Endocrine disrupting compounds (EDCs), including natural and synthetic estrogens present in wastewater treatment plant (WWTP) effluents can interfere with reproduction in fish and induce hepatic vitellogenin (vtg) in juveniles or adult males. The pituitary gland is a central regulator of reproduction, producing follicle-stimulating hormone (FSH) and luteinizing hormone (LH) that regulate gonadal sex steroid synthesis and gametogenesis. In turn, estrogens and androgens feedback and regulate FSH and LH. However, effects of EDCs on the pituitary gland have not been extensively investigated. Our aim was to examine effects of WWTP effluent on hepatic vtg and pituitary LH and FSH beta subunits (lhb, fshb) mRNAs in juvenile coho salmon. First, a controlled 72-hr exposure to 17α-ethynylestradiol (EE2, a synthetic estrogen in oral contraceptives) and trenbolone (TREN, a synthetic androgen used in livestock production) was performed. Second, fish were exposed to 0, 20 or 100% WWTP effluents for 72 hrs. Lhb mRNA levels were significantly increased in response to 2.5 or 12 ng EE2/L, and to 5 WWTP effluents. Transcript levels of vtg were dramatically increased in response to 12 ng EE2/L, but not to 2.5 ng EE2/L, TREN or any WWTP effluents. Mean levels of natural and synthetic estrogens in bile were higher in fish with elevated pituitary lhb expression, suggesting that the observed lhb induction may be due to estrogenic activity of WWTP effluents.
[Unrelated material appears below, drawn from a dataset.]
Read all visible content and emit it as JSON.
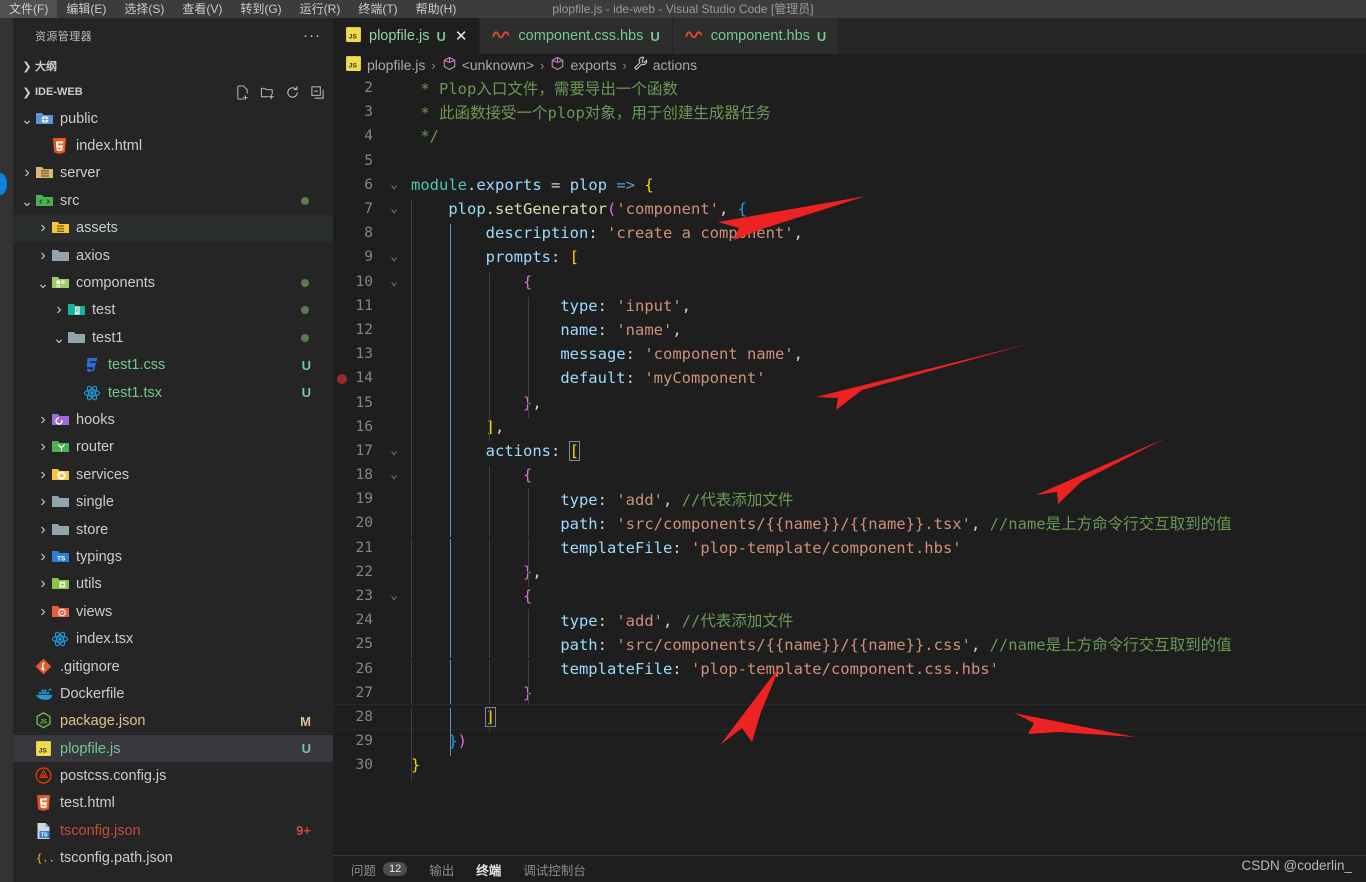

These results suggest that lhb gene expression may be a more sensitive index of exposure to estrogenic chemicals than hepatic vtg under short-term exposure studies with juvenile coho salmon. Further work is needed to evaluate the utility of lhb induction as a potential indicator of estrogen exposure in immature salmon. This work was supported by the National Oceanic and Atmospheric Administration and US Environmental Protection Agency, Region 10.